In the age of social media, comparing yourself to others is almost inevitable. However, it can be damaging to your emotional health. If you’re like me, then social media has probably made you feel unworthy and frustrated about your life.
I was living through other people’s lives. Their trips, their beautiful skin, and expensive clothes, were all things I wanted. My time would be spent wondering how better my life would be if I just had a little bit more of what they had.
I found myself constantly asking myself, why not me? I didn’t like the way I was becoming. I was sad, agitated, and uninterested in a lot of the things I once loved. Nothing seemed enough.
Until I came to the conclusion that my time was better spent in growing as a human being, I began to experience my life on my terms, without any filters.

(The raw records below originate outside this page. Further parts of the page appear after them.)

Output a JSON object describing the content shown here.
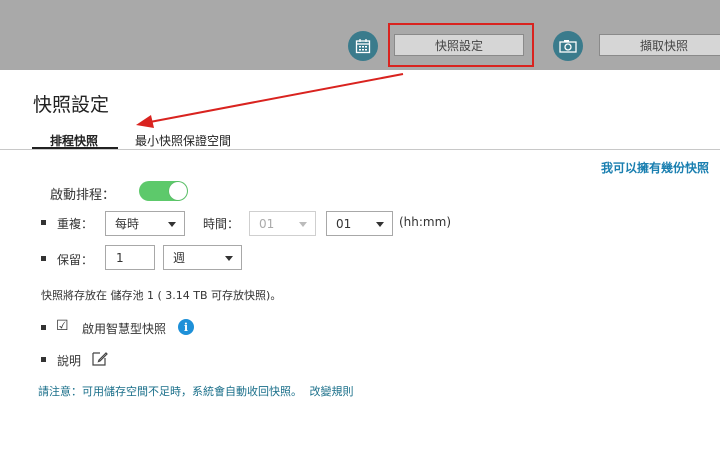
{
  "toolbar": {
    "calendar_icon": "calendar-icon",
    "snapshot_settings_label": "快照設定",
    "camera_icon": "camera-icon",
    "take_snapshot_label": "擷取快照"
  },
  "dialog": {
    "title": "快照設定",
    "tabs": [
      "排程快照",
      "最小快照保證空間"
    ],
    "help_link": "我可以擁有幾份快照"
  },
  "schedule": {
    "enable_label": "啟動排程：",
    "enabled": true,
    "repeat_label": "重複：",
    "repeat_value": "每時",
    "time_label": "時間：",
    "hour_value": "01",
    "minute_value": "01",
    "time_format": "(hh:mm)",
    "retain_label": "保留：",
    "retain_value": "1",
    "retain_unit": "週"
  },
  "storage_text": "快照將存放在 儲存池 1 ( 3.14 TB 可存放快照)。",
  "smart_snapshot": {
    "checkbox": "☑",
    "label": "啟用智慧型快照",
    "info": "i"
  },
  "description_label": "說明",
  "notice": {
    "text": "請注意：可用儲存空間不足時，系統會自動收回快照。",
    "link": "改變規則"
  },
  "colors": {
    "topbar": "#a9a9a9",
    "highlight": "#d9231f",
    "toggle_on": "#5dc96b",
    "link": "#1a7fb0",
    "icon_bg": "#3a7b8c"
  }
}
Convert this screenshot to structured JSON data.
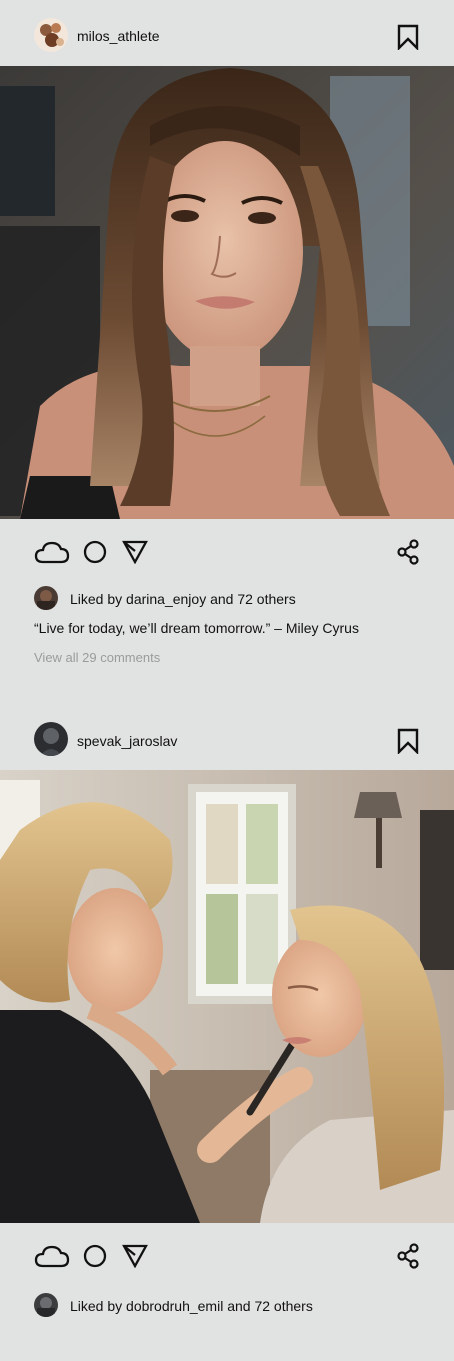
{
  "posts": [
    {
      "username": "milos_athlete",
      "liked_by": "Liked by darina_enjoy and 72 others",
      "caption": "“Live for today, we’ll dream tomorrow.” – Miley Cyrus",
      "comments_link": "View all 29 comments",
      "photo_icon": "portrait-photo",
      "action_icons": [
        "cloud-icon",
        "circle-icon",
        "send-icon",
        "share-icon"
      ],
      "bookmark_icon": "bookmark-icon"
    },
    {
      "username": "spevak_jaroslav",
      "liked_by": "Liked by dobrodruh_emil and 72 others",
      "photo_icon": "makeup-photo",
      "action_icons": [
        "cloud-icon",
        "circle-icon",
        "send-icon",
        "share-icon"
      ],
      "bookmark_icon": "bookmark-icon"
    }
  ],
  "colors": {
    "background": "#e1e3e2",
    "text": "#111111",
    "muted": "#9a9b9b"
  }
}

Here is how I learned to live and appreciate the beauty of my life vs the “beauty” of other people’s lives as seen on social media.
I finally decided to take control, and I cut down on social media. I asked myself before going through my news feed: What will I gain from looking at these pictures? Will I feel better about myself? Is it time well spent? I figured I could do so much more, if I just let go of my phone for hours at a time. It felt liberating. Instead of carrying other people’s aspirations in my pocket (literally), I would live out my dreams.
I took the time to reflect upon my values and the things that made me feel alive.
One of my healthy obsessions is to travel. But I can’t travel as often as the tons of bloggers on social media do. These bloggers used to be a source of motivation, but once they started to become a source of comparison, things got sour for me. So I decided that if I want to learn about a country, then I will watch a documentary, a movie, read a book, or plan a trip to that country. I stopped following these social media accounts. I will not stare at a series of photos that are probably altered. Let’s be honest: Most of us show the good stuff when it comes to posting on social media.
In fact, a study in the Personality and Social Psychology Bulletin proves that people tend to share only the positive highlights of their life. How many times have you come across someone in the hallway who quickly asks you, how are you? If you’re having a bad day, do you stop and tell this person all the unfair things that have happened to you in the past few hours? Probably not. I know that I have never dared to.
One other thing that I find important for me to do is to be present. Whenever I’m out, I want to enjoy the company I’m with and savor the positives. I want to taste my food and feel blessed for the beautiful times. There is no need to document every moment through a phone.
Finally, as motivational speaker, Gabrielle Bernstein says, “we must focus on what is thriving in our lives.” When do you feel the most fulfilled? I love to discover new destinations alongside the people I love. I feel that my purpose is to bring joy to those who are closest to me.
Social media can be a great distraction. But if too much attention is given to it, then you lose sight of what truly matters in your life.
Look inside yourself and discover the great things you have to offer.